While the slab is particularly adapted for use as a bed for billiard tables, and the like, yet it should be understood that same can be advantageously used for the top of kitchen cabinets and the like, instead of zinc, etc., which is objectionable.
What is claimed is .1. A bed for billiard tables formed of slabs each having a hard upper stratum and a soft lower stratum, the latter to receive the tacks for holding the cloth over the face of the upper stratum.
2. An integral one-piece slab for use in the formation of a billiard table bed having a hard upper stratum and a soft lower stratum.
3. An integral one-piece slab for use in the formation of a billiard table bed having a hard upper stratum and a soft lower stratum, both strata being composed of a composition of matter including silica, sawdust, asbestos and cement, the lower stratum having less silica than the upper stratum.
4. A billiard table bed formed of a composition of matter having a hard playing surface and a soft base to receive tacks for holding the cloth on the playing surface.
5. A one-piece integral slab for use in the formation of billiard table 7 beds composed of a composition of matter molded to have an upper stratum and a lower stratum, the upper stratum being formed of sawdust, asbestos, a hard element, and a binder, and the lower stratum being formed of sawdust, asbestos and a binder.
arta herein-described monolithic slab composed of two layers of a composition of silica, cement, saw dust, and asbestos, one of 15 the layers containing a greater amount of silica than the other.
In testimony whereof I hereunto affix my signature in the presence of two witnesses.
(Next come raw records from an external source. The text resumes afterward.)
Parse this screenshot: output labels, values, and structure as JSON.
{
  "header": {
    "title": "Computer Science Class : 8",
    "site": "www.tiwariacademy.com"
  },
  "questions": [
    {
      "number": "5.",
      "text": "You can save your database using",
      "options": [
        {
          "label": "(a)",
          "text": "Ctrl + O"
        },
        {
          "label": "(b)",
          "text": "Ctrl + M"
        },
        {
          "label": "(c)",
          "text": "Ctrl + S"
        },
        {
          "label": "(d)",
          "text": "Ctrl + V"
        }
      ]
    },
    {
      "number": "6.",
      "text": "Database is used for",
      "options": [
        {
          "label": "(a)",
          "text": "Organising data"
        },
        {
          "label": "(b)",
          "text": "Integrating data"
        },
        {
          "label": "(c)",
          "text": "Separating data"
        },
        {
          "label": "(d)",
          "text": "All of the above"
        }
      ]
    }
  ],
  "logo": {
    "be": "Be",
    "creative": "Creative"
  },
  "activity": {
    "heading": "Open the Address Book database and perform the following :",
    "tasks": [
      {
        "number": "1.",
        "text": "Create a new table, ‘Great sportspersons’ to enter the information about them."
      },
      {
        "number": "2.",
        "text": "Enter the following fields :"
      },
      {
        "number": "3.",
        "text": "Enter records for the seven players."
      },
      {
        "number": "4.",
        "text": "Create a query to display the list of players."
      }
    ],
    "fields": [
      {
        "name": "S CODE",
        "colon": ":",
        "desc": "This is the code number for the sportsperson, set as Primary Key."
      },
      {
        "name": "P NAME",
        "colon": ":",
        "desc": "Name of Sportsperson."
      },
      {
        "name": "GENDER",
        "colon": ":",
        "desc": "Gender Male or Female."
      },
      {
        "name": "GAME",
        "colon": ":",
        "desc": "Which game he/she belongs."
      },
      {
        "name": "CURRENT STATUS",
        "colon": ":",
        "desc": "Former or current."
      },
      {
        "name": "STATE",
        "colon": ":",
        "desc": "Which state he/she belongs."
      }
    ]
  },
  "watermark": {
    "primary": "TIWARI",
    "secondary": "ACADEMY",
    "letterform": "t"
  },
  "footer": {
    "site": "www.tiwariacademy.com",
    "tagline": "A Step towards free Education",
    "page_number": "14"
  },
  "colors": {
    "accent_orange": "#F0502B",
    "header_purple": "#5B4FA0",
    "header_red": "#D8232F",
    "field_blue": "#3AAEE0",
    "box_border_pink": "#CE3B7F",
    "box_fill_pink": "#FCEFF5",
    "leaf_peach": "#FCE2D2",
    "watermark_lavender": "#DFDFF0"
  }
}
WVILLIAM F. LAWRENZ.
Copies of this patent may be obtained for five cents each, by addressing the Gommissioner of Patents,
Washington, D. G.